- Exercise prompt: Images aside, the whole listing should be written out word for word.

- Data:
━━━━━━━━━━

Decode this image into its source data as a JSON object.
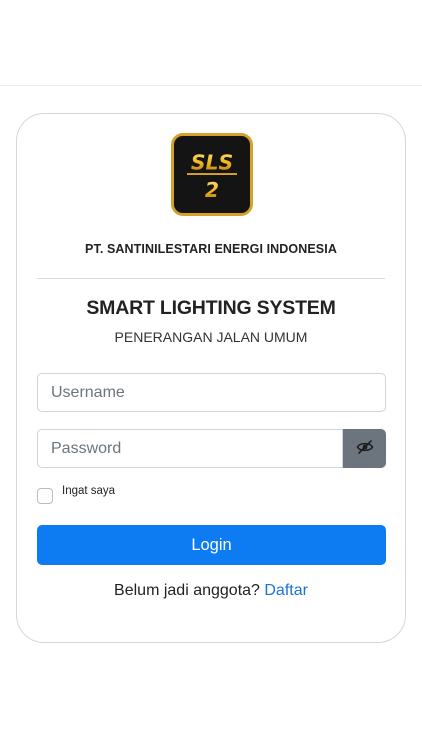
{
  "logo": {
    "text_top": "SLS",
    "text_bottom": "2",
    "tagline": "SMART LIGHTING SYSTEM"
  },
  "company": "PT. SANTINILESTARI ENERGI INDONESIA",
  "title": "SMART LIGHTING SYSTEM",
  "subtitle": "PENERANGAN JALAN UMUM",
  "form": {
    "username_placeholder": "Username",
    "password_placeholder": "Password",
    "remember_label": "Ingat saya",
    "login_label": "Login"
  },
  "register": {
    "prompt": "Belum jadi anggota?",
    "link_label": "Daftar"
  },
  "colors": {
    "primary": "#0d7bf2",
    "secondary": "#6c757d",
    "link": "#1a73d9",
    "logo_gold": "#d4a12a"
  },
  "icons": {
    "password_toggle": "eye-slash-icon"
  }
}
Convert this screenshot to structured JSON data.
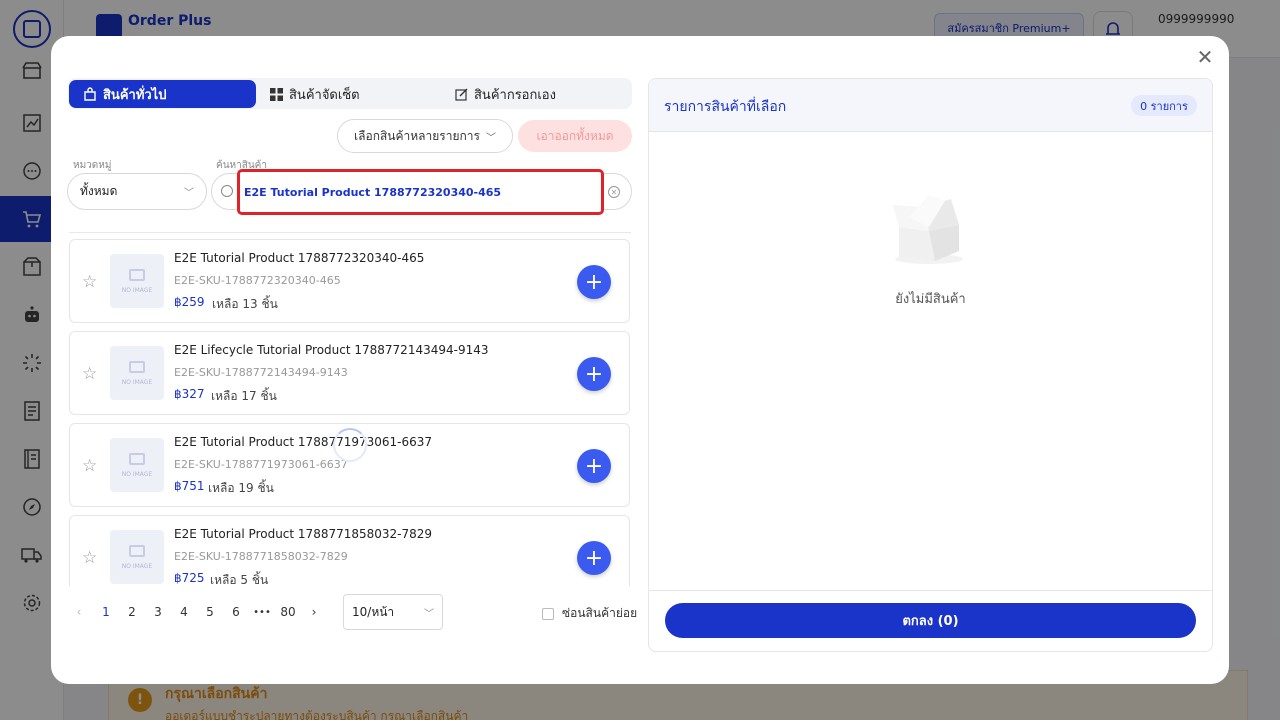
{
  "app": {
    "brand": "Order Plus",
    "premium": "สมัครสมาชิก Premium+",
    "phone": "0999999990",
    "warning_title": "กรุณาเลือกสินค้า",
    "warning_sub": "ออเดอร์แบบชำระปลายทางต้องระบุสินค้า กรุณาเลือกสินค้า"
  },
  "modal": {
    "tabs": [
      "สินค้าทั่วไป",
      "สินค้าจัดเซ็ต",
      "สินค้ากรอกเอง"
    ],
    "multi_select": "เลือกสินค้าหลายรายการ",
    "remove_all": "เอาออกทั้งหมด",
    "category_label": "หมวดหมู่",
    "category_value": "ทั้งหมด",
    "search_label": "ค้นหาสินค้า",
    "search_value": "E2E Tutorial Product 1788772320340-465"
  },
  "products": [
    {
      "name": "E2E Tutorial Product 1788772320340-465",
      "sku": "E2E-SKU-1788772320340-465",
      "price": "฿259",
      "stock": "เหลือ 13 ชิ้น"
    },
    {
      "name": "E2E Lifecycle Tutorial Product 1788772143494-9143",
      "sku": "E2E-SKU-1788772143494-9143",
      "price": "฿327",
      "stock": "เหลือ 17 ชิ้น"
    },
    {
      "name": "E2E Tutorial Product 1788771973061-6637",
      "sku": "E2E-SKU-1788771973061-6637",
      "price": "฿751",
      "stock": "เหลือ 19 ชิ้น"
    },
    {
      "name": "E2E Tutorial Product 1788771858032-7829",
      "sku": "E2E-SKU-1788771858032-7829",
      "price": "฿725",
      "stock": "เหลือ 5 ชิ้น"
    }
  ],
  "no_image": "NO IMAGE",
  "pagination": {
    "pages": [
      "1",
      "2",
      "3",
      "4",
      "5",
      "6",
      "•••",
      "80"
    ],
    "current": "1",
    "page_size": "10/หน้า",
    "hide_sub": "ซ่อนสินค้าย่อย"
  },
  "selected": {
    "title": "รายการสินค้าที่เลือก",
    "count": "0 รายการ",
    "empty": "ยังไม่มีสินค้า",
    "confirm": "ตกลง (0)"
  }
}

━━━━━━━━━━

- Exercise response:
Decode this image into its source data as a JSON object.
{
  "logo": {
    "text_top": "SLS",
    "text_bottom": "2",
    "tagline": "SMART LIGHTING SYSTEM"
  },
  "company": "PT. SANTINILESTARI ENERGI INDONESIA",
  "title": "SMART LIGHTING SYSTEM",
  "subtitle": "PENERANGAN JALAN UMUM",
  "form": {
    "username_placeholder": "Username",
    "password_placeholder": "Password",
    "remember_label": "Ingat saya",
    "login_label": "Login"
  },
  "register": {
    "prompt": "Belum jadi anggota?",
    "link_label": "Daftar"
  },
  "colors": {
    "primary": "#0d7bf2",
    "secondary": "#6c757d",
    "link": "#1a73d9",
    "logo_gold": "#d4a12a"
  },
  "icons": {
    "password_toggle": "eye-slash-icon"
  }
}
Convert this screenshot to structured JSON data.
{
  "app": {
    "brand": "Order Plus",
    "premium": "สมัครสมาชิก Premium+",
    "phone": "0999999990",
    "warning_title": "กรุณาเลือกสินค้า",
    "warning_sub": "ออเดอร์แบบชำระปลายทางต้องระบุสินค้า กรุณาเลือกสินค้า"
  },
  "modal": {
    "tabs": [
      "สินค้าทั่วไป",
      "สินค้าจัดเซ็ต",
      "สินค้ากรอกเอง"
    ],
    "multi_select": "เลือกสินค้าหลายรายการ",
    "remove_all": "เอาออกทั้งหมด",
    "category_label": "หมวดหมู่",
    "category_value": "ทั้งหมด",
    "search_label": "ค้นหาสินค้า",
    "search_value": "E2E Tutorial Product 1788772320340-465"
  },
  "products": [
    {
      "name": "E2E Tutorial Product 1788772320340-465",
      "sku": "E2E-SKU-1788772320340-465",
      "price": "฿259",
      "stock": "เหลือ 13 ชิ้น"
    },
    {
      "name": "E2E Lifecycle Tutorial Product 1788772143494-9143",
      "sku": "E2E-SKU-1788772143494-9143",
      "price": "฿327",
      "stock": "เหลือ 17 ชิ้น"
    },
    {
      "name": "E2E Tutorial Product 1788771973061-6637",
      "sku": "E2E-SKU-1788771973061-6637",
      "price": "฿751",
      "stock": "เหลือ 19 ชิ้น"
    },
    {
      "name": "E2E Tutorial Product 1788771858032-7829",
      "sku": "E2E-SKU-1788771858032-7829",
      "price": "฿725",
      "stock": "เหลือ 5 ชิ้น"
    }
  ],
  "no_image": "NO IMAGE",
  "pagination": {
    "pages": [
      "1",
      "2",
      "3",
      "4",
      "5",
      "6",
      "•••",
      "80"
    ],
    "current": "1",
    "page_size": "10/หน้า",
    "hide_sub": "ซ่อนสินค้าย่อย"
  },
  "selected": {
    "title": "รายการสินค้าที่เลือก",
    "count": "0 รายการ",
    "empty": "ยังไม่มีสินค้า",
    "confirm": "ตกลง (0)"
  }
}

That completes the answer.